See the Example Below, the IL Bartlett Park District BABS:

1. GO Debt Limit:

a. Some local municipalities must adhere to a statutory debt limit that is commonly expressed as a percentage of the total principal amount of GO debt relative to the district’s assessed value. The Bartlett Park District has a 2.875% debt limit, allowing for a maximum of $122,602,780 in outstanding GO debt. Given that the district has a debt to assessed ratio of 0.77%, there does not appear to be any debt issuance capacity constraints in the near term.

2. Property Tax Levy vs Property Tax Collections:

a. The property tax levy is simply the total amount billed to taxpayers and the property tax collections shows what amounts have been collected. Dividing the collections by the levy provides a “collection rate”. The inverse (one minus the collection rate) is the delinquency rate.

3. Property Tax Collections vs GO Debt Service:

a. Much like the Debt Coverage Ratio we use for revenue bonds, GO bonds secured by property taxes can provide the same measure by dividing the total property tax collections by the maximum GO debt service payment the district will experience during the life of the outstanding bonds. Here, Bartlett Park District has collected approximately $5.6mm in property taxes with roughly $2mm in debt service which translates into a 3.00x coverage ratio

4. Beginning Net Assets to Ending Net Assets:

a. Depending on how the municipality is structured either within the umbrella of a “parent” municipality or a “stand alone” district that operates autonomously, an analyst can review the change in net assets or change in total fund balances. Here the Bartlett Park District’s net assets improved from 2008 to 2009 for an ending net assets balance of just over $23mm.

b. Reasons for a decline in net assets or a reduction in fund balances can vary. Disposal of equipment might reduce a municipality’s net assets or declining operating revenues. By clicking on the hyperlink containing the bond’s official statement or financial statement, the user can identify the reason for this change.

c. Keep in mind that if you are looking at a special utility or services district, the net assets profile may be negative. One example would be the Woodlands Road Bonds we looked at yesterday in inventory. If a district such as this one operates for the sole purpose of servicing a utility system or long term infrastructure, the balance sheet might be skewed by the carrying amount of debt relative to the assets. Often, a district such as this would only carry the debt of the project while the “parent” municipality, being the City of Woodlands TX here, carries the assets and generates most of the revenues derived from the project.
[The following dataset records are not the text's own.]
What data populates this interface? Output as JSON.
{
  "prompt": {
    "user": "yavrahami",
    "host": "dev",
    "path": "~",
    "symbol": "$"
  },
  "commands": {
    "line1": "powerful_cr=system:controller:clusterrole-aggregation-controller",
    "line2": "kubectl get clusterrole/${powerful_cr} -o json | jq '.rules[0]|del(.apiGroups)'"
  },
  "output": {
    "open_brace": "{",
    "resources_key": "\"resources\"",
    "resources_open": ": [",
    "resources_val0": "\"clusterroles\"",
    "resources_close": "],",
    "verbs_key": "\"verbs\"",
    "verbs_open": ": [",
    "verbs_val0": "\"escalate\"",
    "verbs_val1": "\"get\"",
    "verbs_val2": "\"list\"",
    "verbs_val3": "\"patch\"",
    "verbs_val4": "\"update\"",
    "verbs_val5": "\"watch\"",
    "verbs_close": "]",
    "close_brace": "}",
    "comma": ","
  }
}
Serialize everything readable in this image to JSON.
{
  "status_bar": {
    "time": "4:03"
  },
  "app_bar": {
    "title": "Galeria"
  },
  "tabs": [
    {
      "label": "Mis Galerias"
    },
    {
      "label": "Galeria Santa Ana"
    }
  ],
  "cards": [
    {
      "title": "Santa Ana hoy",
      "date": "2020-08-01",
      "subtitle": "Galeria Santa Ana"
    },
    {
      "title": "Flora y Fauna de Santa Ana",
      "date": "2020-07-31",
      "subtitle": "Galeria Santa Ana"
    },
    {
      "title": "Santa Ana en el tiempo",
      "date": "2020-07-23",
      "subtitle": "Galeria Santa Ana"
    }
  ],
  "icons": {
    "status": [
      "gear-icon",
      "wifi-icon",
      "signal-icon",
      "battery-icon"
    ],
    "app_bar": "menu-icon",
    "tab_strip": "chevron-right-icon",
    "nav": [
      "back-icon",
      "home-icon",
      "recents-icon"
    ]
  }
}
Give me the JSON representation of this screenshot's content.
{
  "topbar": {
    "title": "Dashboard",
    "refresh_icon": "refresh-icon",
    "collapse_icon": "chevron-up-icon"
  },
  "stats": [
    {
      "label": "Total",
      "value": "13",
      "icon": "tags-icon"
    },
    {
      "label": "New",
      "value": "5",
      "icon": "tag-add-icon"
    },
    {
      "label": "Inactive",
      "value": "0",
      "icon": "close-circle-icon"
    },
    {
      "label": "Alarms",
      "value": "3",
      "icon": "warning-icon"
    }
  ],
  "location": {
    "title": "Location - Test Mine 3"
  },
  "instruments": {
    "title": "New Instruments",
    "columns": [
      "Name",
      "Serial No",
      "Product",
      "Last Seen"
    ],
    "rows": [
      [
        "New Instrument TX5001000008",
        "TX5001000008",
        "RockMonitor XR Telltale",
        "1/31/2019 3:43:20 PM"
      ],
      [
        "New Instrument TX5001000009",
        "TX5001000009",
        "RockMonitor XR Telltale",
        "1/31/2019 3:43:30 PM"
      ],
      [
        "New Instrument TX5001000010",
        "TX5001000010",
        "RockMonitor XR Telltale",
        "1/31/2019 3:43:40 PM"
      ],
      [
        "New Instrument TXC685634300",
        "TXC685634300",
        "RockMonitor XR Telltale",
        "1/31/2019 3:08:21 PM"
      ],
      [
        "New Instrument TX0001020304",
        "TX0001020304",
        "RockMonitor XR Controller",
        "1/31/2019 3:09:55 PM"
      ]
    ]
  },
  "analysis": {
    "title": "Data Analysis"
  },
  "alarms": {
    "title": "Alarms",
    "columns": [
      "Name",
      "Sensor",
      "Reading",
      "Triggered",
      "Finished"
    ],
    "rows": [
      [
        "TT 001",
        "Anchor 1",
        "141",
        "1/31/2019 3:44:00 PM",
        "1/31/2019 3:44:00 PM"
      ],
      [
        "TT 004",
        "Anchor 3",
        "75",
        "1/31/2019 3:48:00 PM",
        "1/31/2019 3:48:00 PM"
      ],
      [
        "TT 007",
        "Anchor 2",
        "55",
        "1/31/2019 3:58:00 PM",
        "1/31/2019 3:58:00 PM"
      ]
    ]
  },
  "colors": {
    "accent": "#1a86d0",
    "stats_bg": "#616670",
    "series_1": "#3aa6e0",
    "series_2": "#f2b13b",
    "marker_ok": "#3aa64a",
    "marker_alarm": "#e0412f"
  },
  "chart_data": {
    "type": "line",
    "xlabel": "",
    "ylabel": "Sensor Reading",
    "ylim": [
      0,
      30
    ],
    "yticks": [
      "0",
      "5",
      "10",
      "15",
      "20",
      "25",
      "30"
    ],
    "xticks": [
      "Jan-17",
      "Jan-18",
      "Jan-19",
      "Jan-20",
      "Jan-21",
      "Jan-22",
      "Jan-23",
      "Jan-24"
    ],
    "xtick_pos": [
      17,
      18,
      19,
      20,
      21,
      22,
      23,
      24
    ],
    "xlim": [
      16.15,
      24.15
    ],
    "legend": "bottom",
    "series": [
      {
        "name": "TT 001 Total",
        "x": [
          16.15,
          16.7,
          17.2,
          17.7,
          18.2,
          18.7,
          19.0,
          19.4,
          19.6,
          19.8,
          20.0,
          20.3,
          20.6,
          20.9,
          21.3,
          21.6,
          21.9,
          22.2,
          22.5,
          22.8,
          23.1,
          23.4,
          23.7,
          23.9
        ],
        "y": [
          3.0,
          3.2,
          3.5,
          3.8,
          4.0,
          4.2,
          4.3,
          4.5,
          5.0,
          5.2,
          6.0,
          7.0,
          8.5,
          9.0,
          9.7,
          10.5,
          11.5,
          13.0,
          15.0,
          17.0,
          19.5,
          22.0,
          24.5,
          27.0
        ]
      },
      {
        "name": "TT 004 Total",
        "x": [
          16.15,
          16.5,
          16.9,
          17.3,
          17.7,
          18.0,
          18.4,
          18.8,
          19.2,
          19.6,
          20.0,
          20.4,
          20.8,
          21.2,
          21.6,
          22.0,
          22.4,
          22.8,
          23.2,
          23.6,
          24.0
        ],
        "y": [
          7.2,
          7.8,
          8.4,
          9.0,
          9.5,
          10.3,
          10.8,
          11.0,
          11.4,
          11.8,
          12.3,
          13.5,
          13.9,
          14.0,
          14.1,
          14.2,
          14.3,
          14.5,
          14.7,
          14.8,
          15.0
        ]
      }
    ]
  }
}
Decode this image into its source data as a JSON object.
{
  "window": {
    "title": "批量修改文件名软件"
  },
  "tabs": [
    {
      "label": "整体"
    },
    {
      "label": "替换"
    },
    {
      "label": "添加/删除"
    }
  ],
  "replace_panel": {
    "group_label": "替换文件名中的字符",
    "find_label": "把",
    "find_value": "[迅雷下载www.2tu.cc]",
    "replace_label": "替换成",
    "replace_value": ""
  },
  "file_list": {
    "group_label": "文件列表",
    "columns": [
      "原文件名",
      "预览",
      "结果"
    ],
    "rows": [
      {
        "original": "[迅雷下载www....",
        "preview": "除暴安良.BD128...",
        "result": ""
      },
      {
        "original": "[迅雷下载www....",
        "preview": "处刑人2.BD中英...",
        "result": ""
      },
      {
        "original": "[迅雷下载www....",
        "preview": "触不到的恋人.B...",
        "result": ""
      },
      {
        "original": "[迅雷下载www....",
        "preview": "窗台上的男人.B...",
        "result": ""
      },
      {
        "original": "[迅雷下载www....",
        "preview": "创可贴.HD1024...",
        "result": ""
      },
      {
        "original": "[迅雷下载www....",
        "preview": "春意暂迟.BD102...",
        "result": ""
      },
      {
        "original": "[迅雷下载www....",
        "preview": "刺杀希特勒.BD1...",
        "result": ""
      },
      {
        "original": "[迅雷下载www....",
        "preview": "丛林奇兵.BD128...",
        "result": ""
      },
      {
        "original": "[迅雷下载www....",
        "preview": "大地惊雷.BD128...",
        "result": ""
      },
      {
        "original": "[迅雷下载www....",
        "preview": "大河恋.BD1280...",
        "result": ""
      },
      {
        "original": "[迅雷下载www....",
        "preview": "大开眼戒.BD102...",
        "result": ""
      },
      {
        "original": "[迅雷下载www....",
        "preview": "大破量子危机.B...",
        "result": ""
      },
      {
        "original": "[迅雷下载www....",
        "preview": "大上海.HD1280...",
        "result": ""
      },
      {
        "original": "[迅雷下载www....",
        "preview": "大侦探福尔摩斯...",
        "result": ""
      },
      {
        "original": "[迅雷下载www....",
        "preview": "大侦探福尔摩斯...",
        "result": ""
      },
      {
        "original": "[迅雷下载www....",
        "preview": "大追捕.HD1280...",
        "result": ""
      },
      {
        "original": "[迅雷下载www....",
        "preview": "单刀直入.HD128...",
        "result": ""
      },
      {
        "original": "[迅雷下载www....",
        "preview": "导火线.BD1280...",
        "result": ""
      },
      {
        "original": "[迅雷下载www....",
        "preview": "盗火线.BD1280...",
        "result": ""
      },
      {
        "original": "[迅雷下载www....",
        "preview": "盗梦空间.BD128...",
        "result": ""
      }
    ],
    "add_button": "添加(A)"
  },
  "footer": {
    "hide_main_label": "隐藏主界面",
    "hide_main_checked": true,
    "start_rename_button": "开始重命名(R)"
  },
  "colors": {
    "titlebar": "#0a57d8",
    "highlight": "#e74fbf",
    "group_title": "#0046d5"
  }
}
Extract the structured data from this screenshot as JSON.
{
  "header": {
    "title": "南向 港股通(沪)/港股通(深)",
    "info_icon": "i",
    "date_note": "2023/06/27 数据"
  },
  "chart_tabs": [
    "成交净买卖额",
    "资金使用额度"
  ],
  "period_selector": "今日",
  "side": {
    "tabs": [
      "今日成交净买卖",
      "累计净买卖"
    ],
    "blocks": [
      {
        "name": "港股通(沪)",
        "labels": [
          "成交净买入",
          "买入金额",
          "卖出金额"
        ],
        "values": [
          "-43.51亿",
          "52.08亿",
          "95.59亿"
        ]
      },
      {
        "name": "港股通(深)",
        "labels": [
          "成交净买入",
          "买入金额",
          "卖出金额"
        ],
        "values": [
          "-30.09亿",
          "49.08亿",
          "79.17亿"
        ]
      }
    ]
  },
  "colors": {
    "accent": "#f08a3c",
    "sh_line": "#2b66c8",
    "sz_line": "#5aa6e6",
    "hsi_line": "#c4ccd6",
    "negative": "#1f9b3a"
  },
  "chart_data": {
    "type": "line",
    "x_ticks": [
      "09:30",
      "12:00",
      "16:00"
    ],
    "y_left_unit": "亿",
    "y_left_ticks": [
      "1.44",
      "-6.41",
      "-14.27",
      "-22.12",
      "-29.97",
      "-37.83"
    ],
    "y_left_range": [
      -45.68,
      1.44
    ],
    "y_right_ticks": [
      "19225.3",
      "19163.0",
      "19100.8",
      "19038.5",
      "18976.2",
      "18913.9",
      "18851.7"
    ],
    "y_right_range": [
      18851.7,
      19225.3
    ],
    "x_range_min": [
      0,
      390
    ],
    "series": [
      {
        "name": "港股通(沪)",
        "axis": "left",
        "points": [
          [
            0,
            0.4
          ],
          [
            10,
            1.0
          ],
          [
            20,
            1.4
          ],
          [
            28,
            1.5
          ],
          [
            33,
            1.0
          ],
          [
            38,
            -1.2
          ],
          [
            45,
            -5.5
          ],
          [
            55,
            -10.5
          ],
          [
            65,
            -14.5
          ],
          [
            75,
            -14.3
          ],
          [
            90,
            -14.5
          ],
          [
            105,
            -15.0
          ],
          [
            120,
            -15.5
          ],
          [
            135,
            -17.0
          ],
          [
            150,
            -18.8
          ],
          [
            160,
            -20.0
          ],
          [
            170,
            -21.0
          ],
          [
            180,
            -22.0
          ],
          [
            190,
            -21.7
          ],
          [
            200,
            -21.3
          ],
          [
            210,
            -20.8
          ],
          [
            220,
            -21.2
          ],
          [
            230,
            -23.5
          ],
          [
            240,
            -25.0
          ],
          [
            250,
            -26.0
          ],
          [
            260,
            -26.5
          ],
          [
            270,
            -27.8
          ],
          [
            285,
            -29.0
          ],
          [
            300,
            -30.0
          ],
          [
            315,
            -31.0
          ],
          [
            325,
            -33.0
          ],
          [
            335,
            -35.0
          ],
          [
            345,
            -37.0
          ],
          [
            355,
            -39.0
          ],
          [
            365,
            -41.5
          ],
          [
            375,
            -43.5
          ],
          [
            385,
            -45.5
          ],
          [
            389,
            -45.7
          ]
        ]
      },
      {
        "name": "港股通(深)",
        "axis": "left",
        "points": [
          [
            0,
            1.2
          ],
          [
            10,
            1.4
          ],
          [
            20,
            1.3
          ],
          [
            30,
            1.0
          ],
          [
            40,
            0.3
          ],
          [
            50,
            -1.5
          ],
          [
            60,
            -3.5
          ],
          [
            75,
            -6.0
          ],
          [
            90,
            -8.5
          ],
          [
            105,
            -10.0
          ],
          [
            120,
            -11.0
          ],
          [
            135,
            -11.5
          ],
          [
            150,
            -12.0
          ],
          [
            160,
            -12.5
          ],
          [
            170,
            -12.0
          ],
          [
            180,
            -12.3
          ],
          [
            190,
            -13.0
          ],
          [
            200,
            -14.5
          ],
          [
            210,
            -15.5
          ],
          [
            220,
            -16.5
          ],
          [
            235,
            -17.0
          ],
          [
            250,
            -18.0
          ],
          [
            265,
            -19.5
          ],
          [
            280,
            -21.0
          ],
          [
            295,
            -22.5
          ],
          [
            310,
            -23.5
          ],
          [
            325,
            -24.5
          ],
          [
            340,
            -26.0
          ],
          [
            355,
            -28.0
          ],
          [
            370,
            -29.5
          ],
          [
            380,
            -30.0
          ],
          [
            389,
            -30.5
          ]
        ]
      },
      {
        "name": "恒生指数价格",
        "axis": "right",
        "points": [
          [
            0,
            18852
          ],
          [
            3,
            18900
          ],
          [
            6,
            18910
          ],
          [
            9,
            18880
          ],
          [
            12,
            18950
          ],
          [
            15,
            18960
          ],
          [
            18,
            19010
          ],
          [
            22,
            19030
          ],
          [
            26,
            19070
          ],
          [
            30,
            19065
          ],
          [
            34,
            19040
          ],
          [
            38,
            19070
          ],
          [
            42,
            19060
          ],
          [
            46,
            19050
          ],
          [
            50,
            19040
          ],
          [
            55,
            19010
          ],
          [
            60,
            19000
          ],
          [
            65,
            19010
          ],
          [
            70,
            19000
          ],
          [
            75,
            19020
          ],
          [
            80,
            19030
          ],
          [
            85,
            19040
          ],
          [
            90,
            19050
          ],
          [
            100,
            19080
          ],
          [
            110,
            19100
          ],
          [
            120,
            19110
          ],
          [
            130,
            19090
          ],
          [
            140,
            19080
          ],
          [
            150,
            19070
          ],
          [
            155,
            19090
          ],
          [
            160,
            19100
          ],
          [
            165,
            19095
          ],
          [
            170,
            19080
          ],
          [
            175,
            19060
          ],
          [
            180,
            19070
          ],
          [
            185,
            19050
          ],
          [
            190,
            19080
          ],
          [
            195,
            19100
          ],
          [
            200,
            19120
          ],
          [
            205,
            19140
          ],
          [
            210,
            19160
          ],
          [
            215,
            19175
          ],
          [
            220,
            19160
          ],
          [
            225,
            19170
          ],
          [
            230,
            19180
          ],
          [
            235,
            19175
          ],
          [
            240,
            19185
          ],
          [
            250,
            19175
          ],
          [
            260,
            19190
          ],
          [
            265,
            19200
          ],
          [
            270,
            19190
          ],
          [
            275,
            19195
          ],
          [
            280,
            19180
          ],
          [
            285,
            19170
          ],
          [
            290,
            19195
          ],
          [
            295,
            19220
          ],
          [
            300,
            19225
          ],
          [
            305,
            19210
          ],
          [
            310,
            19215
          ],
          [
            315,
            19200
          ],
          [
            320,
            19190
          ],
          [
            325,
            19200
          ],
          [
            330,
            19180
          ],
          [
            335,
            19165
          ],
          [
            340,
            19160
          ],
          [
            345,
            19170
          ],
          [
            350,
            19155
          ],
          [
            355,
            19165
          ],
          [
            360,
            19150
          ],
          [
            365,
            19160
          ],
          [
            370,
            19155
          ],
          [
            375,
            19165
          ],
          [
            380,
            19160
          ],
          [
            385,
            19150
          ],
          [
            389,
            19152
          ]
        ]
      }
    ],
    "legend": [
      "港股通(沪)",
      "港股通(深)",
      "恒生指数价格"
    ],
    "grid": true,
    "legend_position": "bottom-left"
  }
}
These districts also do not likely have the authority to levy taxes as this is usually done at the city or county level so even those current assets (cash) are not reflected in the balance sheet.

5. Hyperlinks:

a. There are countless other data sets that can be found within the bond’s official statement and financials. If an investor is worried about the withdrawal of state aid for a local municipality, then it would be prudent to identify the percentage of that municipality’s state aid revenues relative to all revenues received in the most recent fiscal year.


  1. Ah, then as long as municipal defaults are contained (are regional, not national in scope), we know that, based on collection rates, which have varied little over the last 30 years, risk exposure in a diversified portfolio of muni bonds is x%. Never heard this before...count me in! As long as The Bernank keeps the press running, all should be well.

  2. Any analysis that fails to take into account the possibility of a 'new normal', or a long term decline in both wages and property values is potentially & seriously flawed.

    Do you believe the long term prospects for the USA economy remain unchanged, that we'll return to an 3-4% annual growth rate?

    I would expect a serious examination of negative real growth is required here. We are now seeing the fruits of a relentless 40+ year de-industrialization the US.